The Spy Commander did a second geeky thing. Making yet another printout, I went to a collectible show in suburban Chicago in the late 1990s where Robert Vaughn, who played Napoleon Solo, had a table signing autographs.

“What’s that?” he asked.

“It’s a printout of a website.”

No reaction from an actor. I began to try to explain but simply felt embarrassed for bringing the printout. Later, I was told from someone who talked to him extensively he wasn’t on the internet much at the time.

The episode guide also generated a response from writer Stanley Ralph Ross, a frequent writer for the 1966-68 Batman show, who also penned some third-season U.N.C.L.E. episodes. He liked how the episode guide noted how the writer used the same joke in U.N.C.L.E. and Batman.

An e-mail interview ensued. “I have some funny stories about the show, especially when I was in The Pop Art Affair,” he wrote in a June 21, 1999, e-mail.
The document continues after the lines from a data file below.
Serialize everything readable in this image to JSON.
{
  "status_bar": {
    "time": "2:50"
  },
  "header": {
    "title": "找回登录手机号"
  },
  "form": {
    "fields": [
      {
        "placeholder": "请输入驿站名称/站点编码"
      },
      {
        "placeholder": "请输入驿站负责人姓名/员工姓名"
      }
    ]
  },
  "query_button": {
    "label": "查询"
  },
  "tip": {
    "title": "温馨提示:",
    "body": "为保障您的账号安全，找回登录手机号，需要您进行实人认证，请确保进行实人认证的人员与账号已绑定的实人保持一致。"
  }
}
Ross said he did an uncredited rewrite on the episode and got a part in the third-season episode as part of the deal.

“David  asked me to stand on a box,” Ross wrote. “I am already 6:6 and said that he would look like a midget but he replied that the taller I was, the stronger and more macho he would seem for having me beat up.” Ross referred to 5-foot-7 David McCallum, who played U.N.C.L.E. Russian agent Illya Kuryakin.

The U.N.C.L.E. episode guide, meanwhile, has had its share of ups and downs. It originally was hosted by AOL. But in 2008, AOL stopped hosting websites. It moved to the Her Majesty’s Secret Servant website. But when HMSS went offline in 2014, the episode guide went dark with it — missing the show’s 50th anniversary in September of that year.
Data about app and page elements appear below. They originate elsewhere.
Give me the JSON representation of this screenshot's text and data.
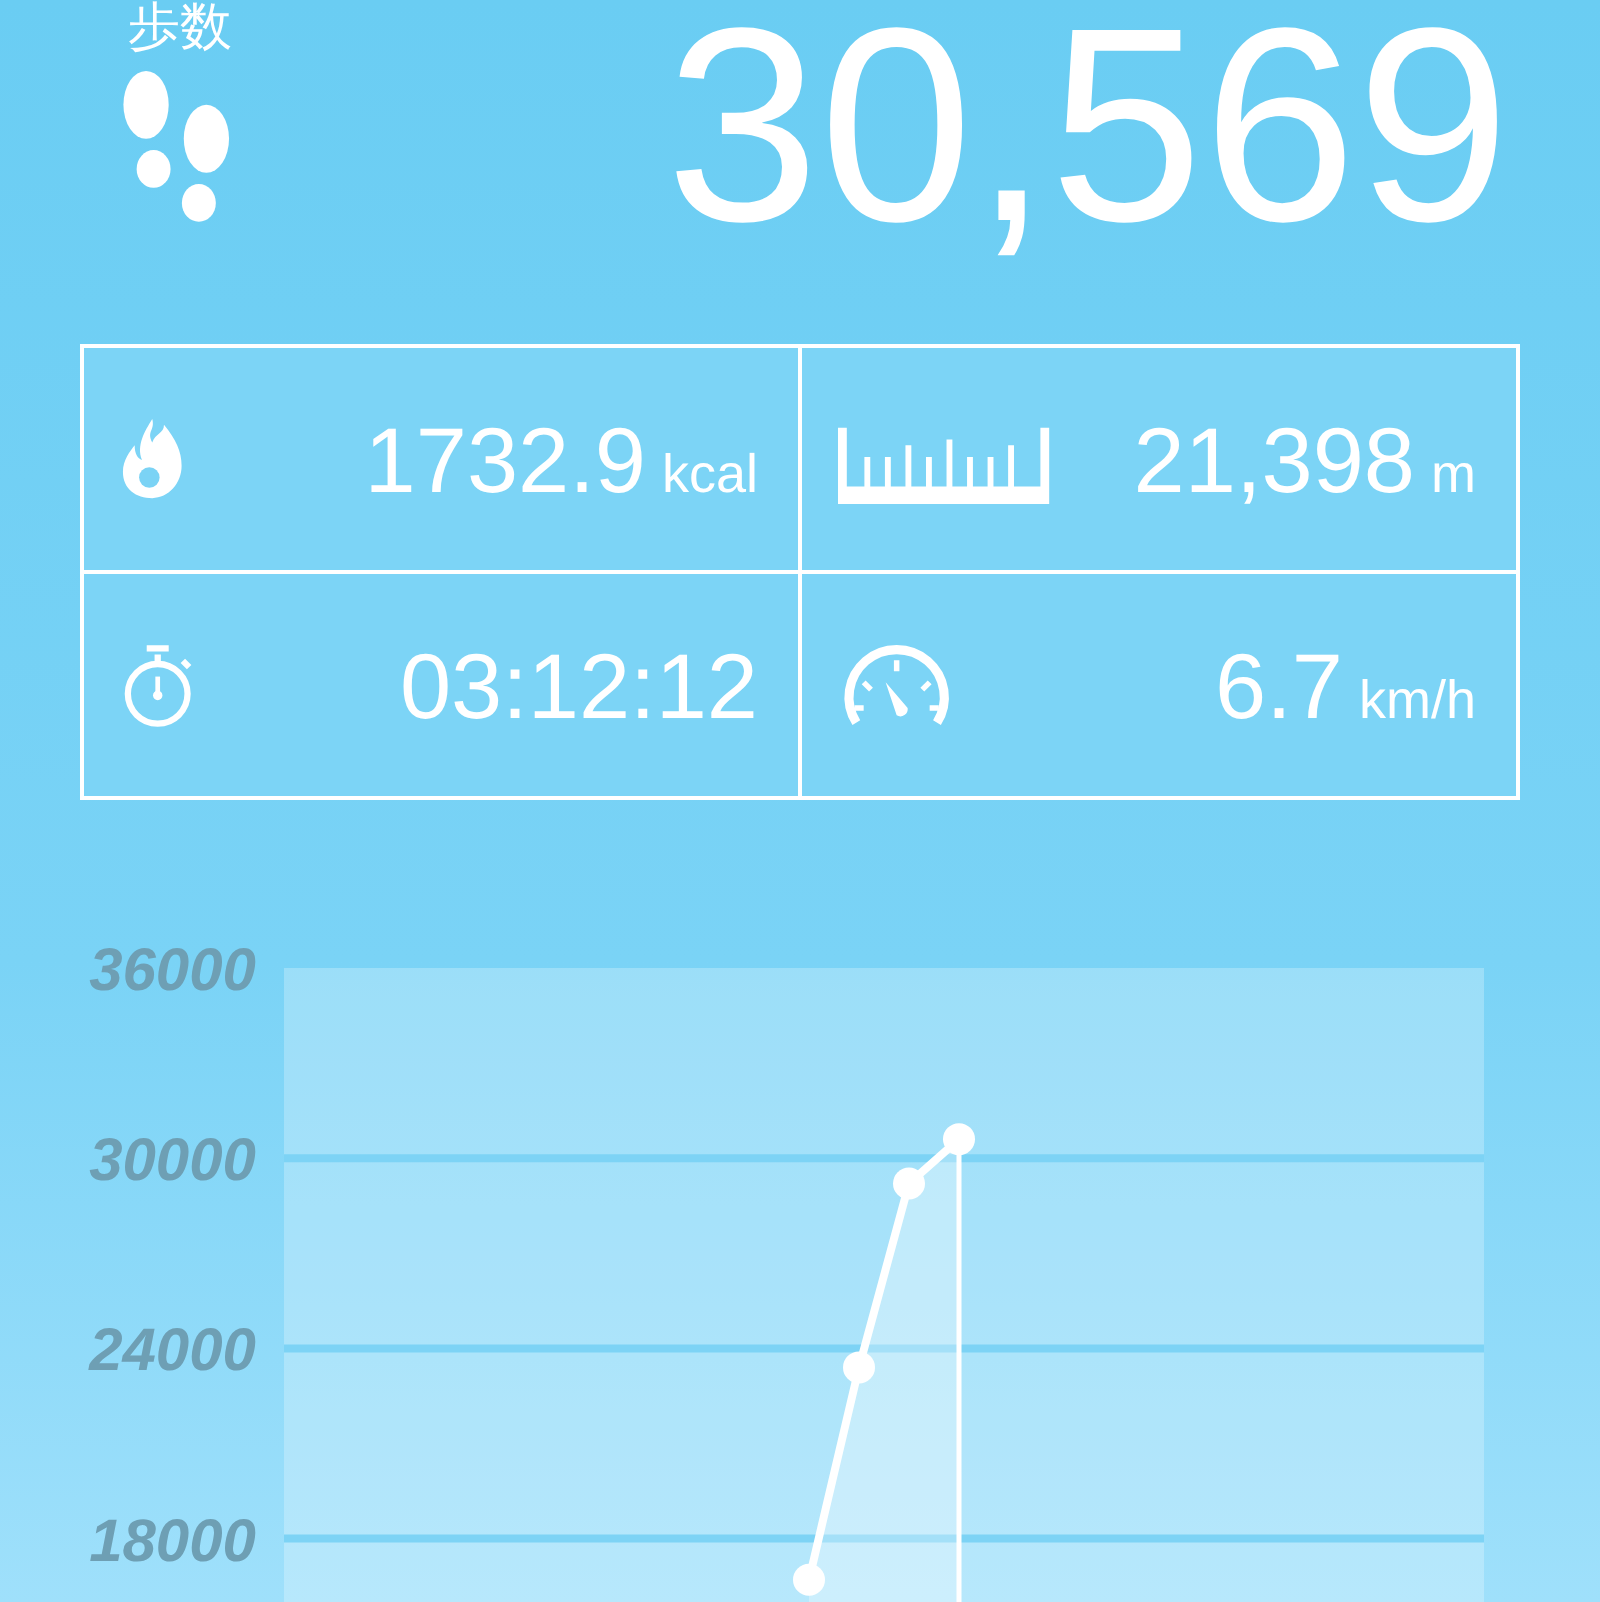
{
  "header": {
    "label": "歩数",
    "steps": "30,569"
  },
  "stats": [
    {
      "kind": "calories",
      "value": "1732.9",
      "unit": "kcal"
    },
    {
      "kind": "distance",
      "value": "21,398",
      "unit": "m"
    },
    {
      "kind": "duration",
      "value": "03:12:12"
    },
    {
      "kind": "speed",
      "value": "6.7",
      "unit": "km/h"
    }
  ],
  "chart": {
    "chart_data": {
      "type": "area",
      "categories": [
        null,
        null,
        null,
        null,
        null,
        null,
        null,
        null,
        null,
        null,
        null,
        null,
        null,
        null,
        null,
        null,
        null,
        null,
        null,
        null,
        null,
        null,
        null,
        null
      ],
      "series": [
        {
          "color": "#ffffff",
          "values": [
            null,
            null,
            null,
            null,
            null,
            null,
            null,
            null,
            null,
            null,
            16700,
            23400,
            29200,
            30600,
            null,
            null,
            null,
            null,
            null,
            null,
            null,
            null,
            null,
            null
          ]
        }
      ],
      "grid": true,
      "ylim": [
        16000,
        36000
      ],
      "yticks": [
        18000,
        24000,
        30000,
        36000
      ]
    }
  }
}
But you can’t keep a good U.N.C.L.E. agent down. The episode guide returned on Oct. 18, 2014 on WordPress, part of a family of websites including The Spy Command.
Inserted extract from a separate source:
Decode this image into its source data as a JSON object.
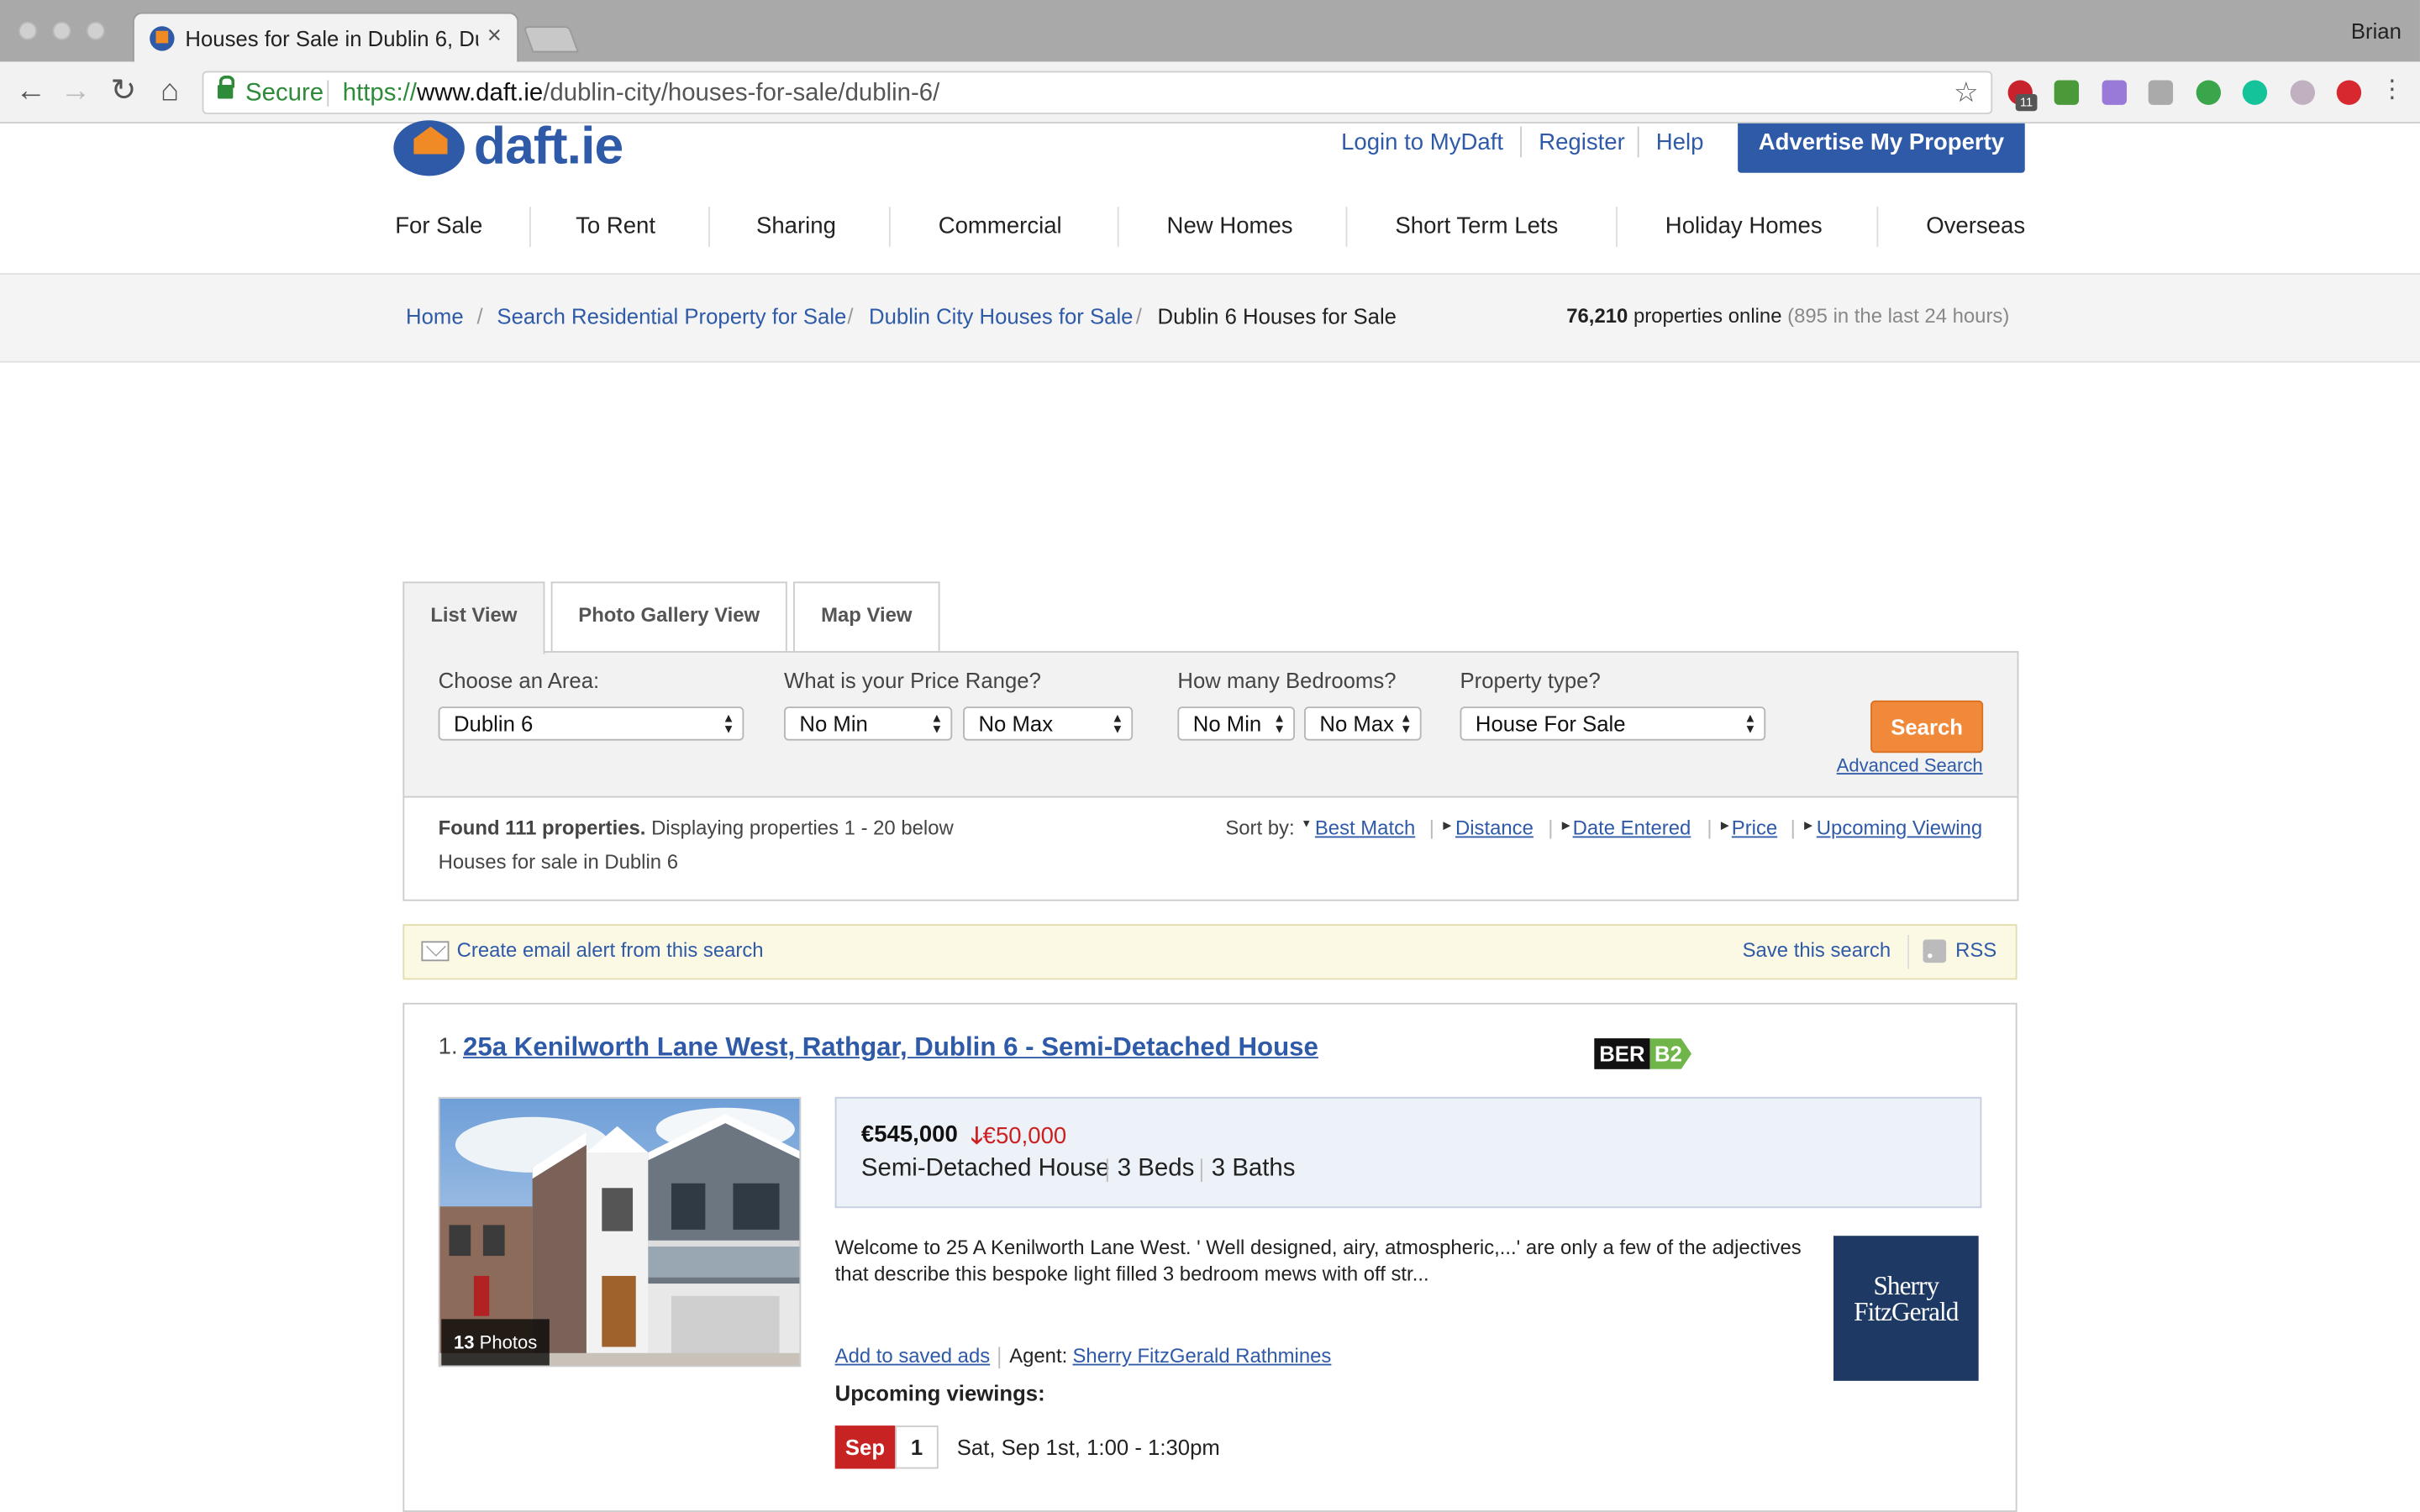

Since then, the site has been improved, including finally finishing reviews for The Girl From U.N.C.L.E.  and updating and adding features because of the 2015 movie version of The Man From U.N.C.L.E. with Henry Cavill and Armie Hammer.

As far as those two geeky incidents? I don’t really have regrets. Felton died in 2012 and Vaughn on Nov. 11 of this year. My interactions with them may have been awkward. But at least I did gain some insight because of them.

In particular, I remember Vaughn talking about the end of the series at one of the collectibles shows. He said he wasn’t crushed about the show being canceled.  “I just went on to the next thing I had to do.”

Hopefully, the episode guide will remain around for a while — good, but not immortal.

Al Brodax, cartoon producer, dies at 90

Art for a home video release of Cool McCool

Art for a home video release of Cool McCool

Al Brodax, a busy cartoon producer in the 1960s, has died at the age of 90, according to an obituary posted by The New York Times.

Brodax was in charge of the motion picture of King Features Syndicate. In that capacity, he produced Popeye cartoons for television as well as cartoons based on King Features comic strips such as Beetle Bailey, Snuffy Smith and Krazy Kat.

Broadax also became involved with the 1960s spy crazy with Cool McCool, which originally aired on NBC on Saturday mornings from 1966 to 1969.

Brodax co-created the show with Bob Kane, the co-creator of Batman. This took place at the height of popularity for the Batman television show on ABC. Thus, Kane’s involvement gave Cool McCool a foot in two popular genres of the day.

Cool McCool was closer to Get Smart than James Bond as its hero bumbled his way through assignments from the unseen “No. 1” (voiced by Chuck McCann). No. 1 often lost his cool with McCool (voiced by Bob McFadden) and used an ejector seat (or similar device) to send the operative on his way.

A half-hour show would consist of three cartoons. The first and third featured McCool against a variety of Batman-esque villains such as the Owl, Hurricane Harry (“with all the wind he can carry” according to the catchy title song) and the Rattler. The second cartoon was about McCool’s father, Harry, who had been a cop.

The obituary by the Times focuses on one of Brodax’s biggest successes, the 1968 animated Beatles film Yellow Submarine. However, he also had a notable flop, the 1968 live-action Blondie situation comedy on CBS. It only aired a half season.